* Required work
How many lines in the records below contain the word "help"? Give only the number.

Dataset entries
========================================================================

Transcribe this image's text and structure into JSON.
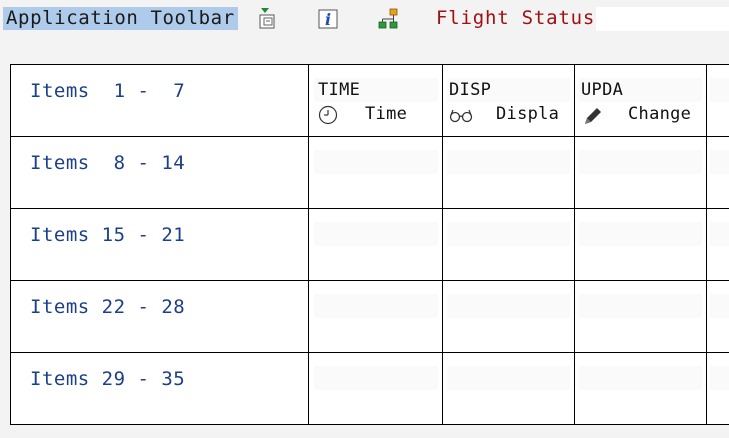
{
  "toolbar": {
    "title": "Application Toolbar",
    "icons": [
      "doc-export-icon",
      "info-icon",
      "hierarchy-icon"
    ],
    "status_label": "Flight Status"
  },
  "columns": [
    {
      "id": "TIME",
      "key": "TIME",
      "text": "Time",
      "icon": "clock-icon"
    },
    {
      "id": "DISP",
      "key": "DISP",
      "text": "Displa",
      "icon": "glasses-icon"
    },
    {
      "id": "UPDA",
      "key": "UPDA",
      "text": "Change",
      "icon": "pencil-icon"
    }
  ],
  "rows": [
    {
      "label": "Items  1 -  7"
    },
    {
      "label": "Items  8 - 14"
    },
    {
      "label": "Items 15 - 21"
    },
    {
      "label": "Items 22 - 28"
    },
    {
      "label": "Items 29 - 35"
    }
  ],
  "colors": {
    "selection": "#aecbec",
    "status_text": "#a01010",
    "row_label": "#1c3f8a"
  }
}
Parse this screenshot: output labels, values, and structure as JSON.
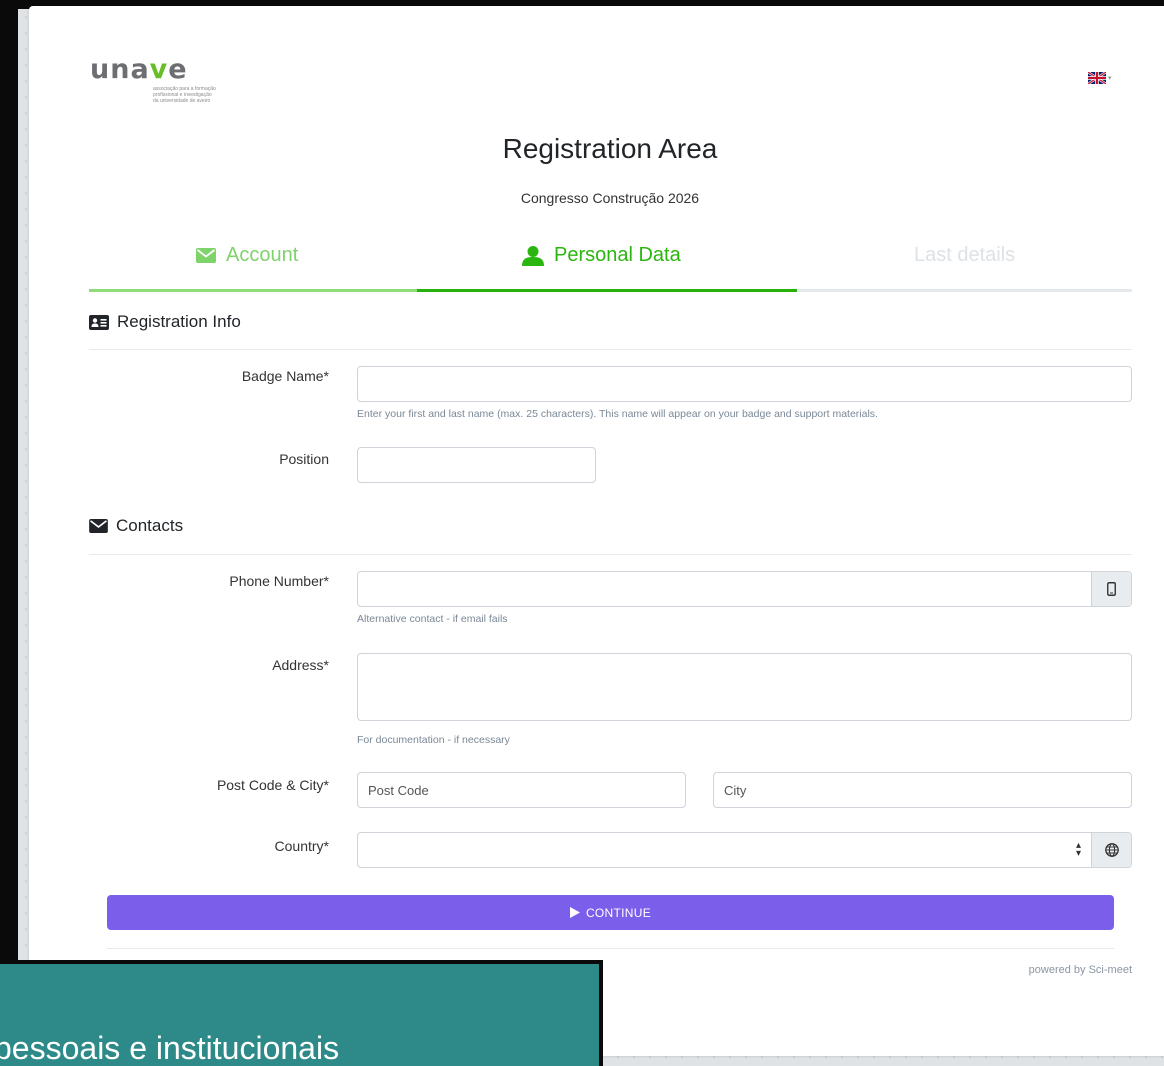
{
  "header": {
    "logo": {
      "word_start": "una",
      "word_v": "v",
      "word_end": "e",
      "tagline": [
        "associação para a formação",
        "profissional e investigação",
        "da universidade de aveiro"
      ]
    },
    "language_icon": "uk-flag-icon",
    "title": "Registration Area",
    "subtitle": "Congresso Construção 2026"
  },
  "steps": [
    {
      "label": "Account",
      "icon": "envelope-icon",
      "state": "done"
    },
    {
      "label": "Personal Data",
      "icon": "user-icon",
      "state": "active"
    },
    {
      "label": "Last details",
      "icon": "",
      "state": "pending"
    }
  ],
  "sections": {
    "registration": {
      "title": "Registration Info",
      "icon": "id-card-icon"
    },
    "contacts": {
      "title": "Contacts",
      "icon": "envelope-icon"
    }
  },
  "fields": {
    "badge_name": {
      "label": "Badge Name*",
      "value": "",
      "help": "Enter your first and last name (max. 25 characters). This name will appear on your badge and support materials."
    },
    "position": {
      "label": "Position",
      "value": ""
    },
    "phone": {
      "label": "Phone Number*",
      "value": "",
      "help": "Alternative contact - if email fails",
      "addon_icon": "mobile-phone-icon"
    },
    "address": {
      "label": "Address*",
      "value": "",
      "help": "For documentation - if necessary"
    },
    "post_city": {
      "label": "Post Code & City*",
      "post_placeholder": "Post Code",
      "city_placeholder": "City"
    },
    "country": {
      "label": "Country*",
      "value": "",
      "addon_icon": "globe-icon"
    }
  },
  "actions": {
    "continue_label": "CONTINUE"
  },
  "footer": {
    "powered_by": "powered by Sci-meet"
  },
  "overlay": {
    "text": "pessoais e institucionais"
  },
  "colors": {
    "primary_button": "#7b5fea",
    "step_active": "#2bb60f",
    "step_done": "#7ed36a",
    "overlay_bg": "#2d8a88"
  }
}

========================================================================

* Your response
3